The agent will blame ‘the market’ and move on without any financial loss and probably “rinse and repeat” the same process with someone else. Sometimes it works, sometimes it doesn’t…
The primary consideration for vendors who fail to sell, having consented to their agent underquoting, is the damage that is done to the respective property’s digital footprint. When a seller wants $2.4 million for their home, yet allows their selling agent to advertise it as ‘Guide $1.9 million’ the vendor is usually unaware ‘$1.9 million’ is recorded on property data websites for all time. These data companies won’t delete the pricing history just because the ‘tactic’ didn’t work out as the vendor hoped.
When vendors discover their property has been so viciously devalued, they quickly turn from oblivious to irate.
If a vendor wilfully lies, or allows their selling agent to lie on their behalf, to buyers about the acceptable selling price, then the vendor owns the result.
“Well, we will just wait!” – is a common response from sellers when it’s suggested their expectations may be above the current market price. In a rising market, waiting is a smart play. If the market is falling, maybe it’s not so smart to wait around.
Patience is a virtue, stubbornness is not.
The property market did not rise as one and it won’t correct as one either. For example, houses outpaced apartments during the boom. During COVID, larger, spacious houses rose faster in price than smaller ones. As the overall market cools in 2022, the prestige end of the market is still booming. If your property is not selling in the current market, it’s best to ask yourself, ‘are we being patient or stubborn?’ Sometimes waiting is the best strategy, sometimes it isn’t.
The market is falling, so let’s grab a bargain – Buyers will begin to hear headlines and anecdotes about, ‘the property market is falling’. If a ‘bargain’ is a buyer’s primary objective, they are more likely to end up with a flawed property than a genuine bargain.

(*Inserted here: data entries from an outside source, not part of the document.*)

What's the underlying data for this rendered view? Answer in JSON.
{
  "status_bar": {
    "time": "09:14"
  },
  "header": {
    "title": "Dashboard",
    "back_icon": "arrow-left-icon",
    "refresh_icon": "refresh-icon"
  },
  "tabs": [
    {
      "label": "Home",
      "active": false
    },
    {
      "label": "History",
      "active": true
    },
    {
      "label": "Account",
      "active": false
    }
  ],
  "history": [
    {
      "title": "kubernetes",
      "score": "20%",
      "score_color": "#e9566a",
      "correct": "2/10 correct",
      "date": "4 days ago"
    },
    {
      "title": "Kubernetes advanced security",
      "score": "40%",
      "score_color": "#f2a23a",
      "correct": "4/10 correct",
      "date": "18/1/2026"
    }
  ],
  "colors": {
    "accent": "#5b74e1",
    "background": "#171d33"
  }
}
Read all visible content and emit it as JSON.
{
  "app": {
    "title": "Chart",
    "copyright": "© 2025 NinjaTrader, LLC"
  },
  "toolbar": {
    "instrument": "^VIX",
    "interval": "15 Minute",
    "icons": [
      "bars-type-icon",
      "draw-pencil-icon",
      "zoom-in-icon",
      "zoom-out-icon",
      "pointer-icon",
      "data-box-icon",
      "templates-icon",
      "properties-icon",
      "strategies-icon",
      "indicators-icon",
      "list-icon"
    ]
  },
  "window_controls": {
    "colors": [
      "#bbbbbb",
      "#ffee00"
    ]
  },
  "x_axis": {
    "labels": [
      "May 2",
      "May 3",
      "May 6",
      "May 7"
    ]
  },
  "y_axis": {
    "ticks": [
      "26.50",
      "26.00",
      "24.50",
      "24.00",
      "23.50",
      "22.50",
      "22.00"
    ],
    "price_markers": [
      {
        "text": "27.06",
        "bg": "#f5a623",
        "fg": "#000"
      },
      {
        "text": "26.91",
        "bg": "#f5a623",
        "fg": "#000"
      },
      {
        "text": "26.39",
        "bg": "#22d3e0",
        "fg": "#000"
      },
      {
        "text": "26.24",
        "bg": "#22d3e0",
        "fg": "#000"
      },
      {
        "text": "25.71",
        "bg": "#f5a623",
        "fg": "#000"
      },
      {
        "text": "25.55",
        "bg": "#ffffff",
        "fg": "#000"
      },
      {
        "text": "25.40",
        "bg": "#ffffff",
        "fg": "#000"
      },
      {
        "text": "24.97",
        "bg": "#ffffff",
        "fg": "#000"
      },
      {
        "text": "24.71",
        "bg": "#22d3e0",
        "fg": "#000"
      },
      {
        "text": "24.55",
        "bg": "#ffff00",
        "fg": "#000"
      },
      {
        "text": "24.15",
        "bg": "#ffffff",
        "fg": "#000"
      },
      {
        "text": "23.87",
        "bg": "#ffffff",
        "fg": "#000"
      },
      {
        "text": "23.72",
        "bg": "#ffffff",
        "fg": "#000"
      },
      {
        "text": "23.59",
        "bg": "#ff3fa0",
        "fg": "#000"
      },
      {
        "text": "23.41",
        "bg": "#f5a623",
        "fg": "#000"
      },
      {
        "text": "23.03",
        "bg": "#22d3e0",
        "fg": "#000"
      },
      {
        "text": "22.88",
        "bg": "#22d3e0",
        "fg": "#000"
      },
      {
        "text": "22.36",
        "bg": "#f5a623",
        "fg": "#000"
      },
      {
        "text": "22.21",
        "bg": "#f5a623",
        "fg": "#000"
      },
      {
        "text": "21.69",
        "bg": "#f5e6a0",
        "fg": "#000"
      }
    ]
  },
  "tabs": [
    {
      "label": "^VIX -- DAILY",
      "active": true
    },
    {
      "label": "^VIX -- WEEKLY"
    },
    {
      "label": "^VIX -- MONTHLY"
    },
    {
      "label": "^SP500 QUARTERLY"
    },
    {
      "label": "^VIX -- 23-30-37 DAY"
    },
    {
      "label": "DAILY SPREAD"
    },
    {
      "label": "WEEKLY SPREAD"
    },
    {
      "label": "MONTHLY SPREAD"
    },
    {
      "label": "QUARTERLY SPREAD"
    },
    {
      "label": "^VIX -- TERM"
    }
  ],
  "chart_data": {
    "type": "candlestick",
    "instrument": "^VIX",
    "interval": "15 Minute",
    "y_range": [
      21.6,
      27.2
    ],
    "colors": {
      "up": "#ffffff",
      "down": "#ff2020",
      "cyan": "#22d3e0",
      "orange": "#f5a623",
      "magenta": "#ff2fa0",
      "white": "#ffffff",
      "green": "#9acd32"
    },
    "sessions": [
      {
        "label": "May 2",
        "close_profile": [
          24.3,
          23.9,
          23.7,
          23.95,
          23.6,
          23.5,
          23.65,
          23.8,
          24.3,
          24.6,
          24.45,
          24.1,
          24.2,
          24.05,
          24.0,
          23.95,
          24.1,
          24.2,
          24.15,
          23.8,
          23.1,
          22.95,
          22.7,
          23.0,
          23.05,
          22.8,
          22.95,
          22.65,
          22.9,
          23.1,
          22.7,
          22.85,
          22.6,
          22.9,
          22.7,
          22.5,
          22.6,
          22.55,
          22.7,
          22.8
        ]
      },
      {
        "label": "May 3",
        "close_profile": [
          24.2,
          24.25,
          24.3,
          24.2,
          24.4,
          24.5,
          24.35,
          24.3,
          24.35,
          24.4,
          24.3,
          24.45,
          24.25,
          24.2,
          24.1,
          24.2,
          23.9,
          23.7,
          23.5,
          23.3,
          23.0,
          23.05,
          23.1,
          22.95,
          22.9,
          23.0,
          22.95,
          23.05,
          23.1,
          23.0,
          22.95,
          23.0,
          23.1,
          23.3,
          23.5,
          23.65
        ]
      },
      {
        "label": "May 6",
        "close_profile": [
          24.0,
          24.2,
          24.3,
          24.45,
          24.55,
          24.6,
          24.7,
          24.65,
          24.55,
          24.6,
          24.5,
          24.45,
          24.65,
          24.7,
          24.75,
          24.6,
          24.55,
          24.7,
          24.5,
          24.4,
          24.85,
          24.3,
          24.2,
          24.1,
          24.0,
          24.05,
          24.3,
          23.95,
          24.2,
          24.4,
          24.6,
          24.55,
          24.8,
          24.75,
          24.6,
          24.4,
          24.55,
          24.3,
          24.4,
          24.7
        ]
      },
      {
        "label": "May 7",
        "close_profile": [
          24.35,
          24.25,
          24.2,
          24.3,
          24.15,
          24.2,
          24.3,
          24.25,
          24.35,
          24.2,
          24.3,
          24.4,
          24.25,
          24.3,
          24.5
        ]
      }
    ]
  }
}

Buyers should remember, the best homes are the least negotiable and vice versa. If you have a long-term perspective for the property you are going to purchase, then you will experience several market cycles in that time. No one really knew where and when the last boom would peak and no one really knows when the next downturn will bottom out. If you buy quality real estate, you will enjoy higher highs during boom times and higher lows during downturns. Quality is the best criteria for buying a property, not a bargain everyone else has passed over.
Our property is better… Home sellers understandably compare their property to the sales within the street and/or the immediate surrounds. Whilst their home may be comparable, or genuinely superior to the property that sold down the street last year, the market conditions are not the same. The housing market was stronger last year, and mortgage rates were considerably lower for home buyers. Therefore, in some cases, superior homes may sell for less in 2022 than inferior homes did in 2021 in your street or suburb. The agent is not incompetent, the buyers are not bargain hunters, it’s simply that the property market has considerably changed. Markets rise, markets fall due to a multitude of factors.
The best way to describe the current situation is prices are not falling from fair value, they are falling back to fair value. The 2021 boom was an aberration which the RBA should have addressed sooner.